“I want the best talent to be drawn to the teaching profession and for schools to compete with biggest employers in the labour market and recruit the brightest and the best into teaching.

“Teachers should be in no doubt that this government fully backs them in every stage of their career, starting with rewarding starting salaries, and giving them the powers they need to deal with bad behaviour and bullying and continue to drive up school standards right across the country.”

Williamson will also ask for the STRB’s recommendations on additional pay reform, including the introduction of progression points in pay. Progression will continue to be linked to performance ensuring the investment best supports the recruitment and retention of the most talented recruits into classrooms.

From September, the government will also be fully funding increased contributions into the Teacher’s Pension Scheme. It means teachers will get an employer contribution of 23.6 per cent on top their salary towards their pension every year.

The Teachers’ Pension Scheme also provides additional benefits linked to salary and is inflation-proof to offer teachers a secure retirement.

Flexible working

Williamson also plans to use flexible working to make teaching an attractive profession, with a group of Ambassador Schools championing flexible working policies.

These will be responsible for sharing good practice on how to successfully implement flexible working in schools, utilising case studies and practical resources for teachers and school leaders.
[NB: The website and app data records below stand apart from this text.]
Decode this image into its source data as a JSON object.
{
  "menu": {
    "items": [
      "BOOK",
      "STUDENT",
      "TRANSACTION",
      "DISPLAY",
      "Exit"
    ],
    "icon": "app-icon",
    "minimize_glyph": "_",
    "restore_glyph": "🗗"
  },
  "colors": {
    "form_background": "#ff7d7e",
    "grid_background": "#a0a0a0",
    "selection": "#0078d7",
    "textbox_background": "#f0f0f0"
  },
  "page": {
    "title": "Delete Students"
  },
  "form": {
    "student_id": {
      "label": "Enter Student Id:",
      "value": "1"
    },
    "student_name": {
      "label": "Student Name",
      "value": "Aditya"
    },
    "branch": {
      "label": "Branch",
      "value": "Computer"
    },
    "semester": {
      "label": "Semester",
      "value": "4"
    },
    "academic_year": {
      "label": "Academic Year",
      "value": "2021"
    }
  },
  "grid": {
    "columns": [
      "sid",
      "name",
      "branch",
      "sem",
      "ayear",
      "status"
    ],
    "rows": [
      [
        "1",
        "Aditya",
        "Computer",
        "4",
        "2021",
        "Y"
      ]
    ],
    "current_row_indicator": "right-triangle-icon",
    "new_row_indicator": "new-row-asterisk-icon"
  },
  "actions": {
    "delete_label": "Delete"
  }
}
Once fully rolled out, these will form part of an overall flexible working toolkit.

Williamson said: “I want to keep great teachers in the profession, and we know that the lack of flexible working opportunities is often cited as a reason for leaving. Other sectors have embraced flexible working and the benefits it provides – I want to see the same in schools. There are great things happening in some schools, but I want it to be the norm.

“These new Ambassador Schools will break down the barriers and show schools who are nervous about flexible working that not only can it be done, it can change their school for the better.”

Alongside proposed record increases to new teachers’ salaries, trainee teachers will also receive reformed core training content. This will dovetail with the Early Career Framework and provide a two-year entitlement to training and support for new teachers, including a reduced timetable to allow teachers to make the most of their training.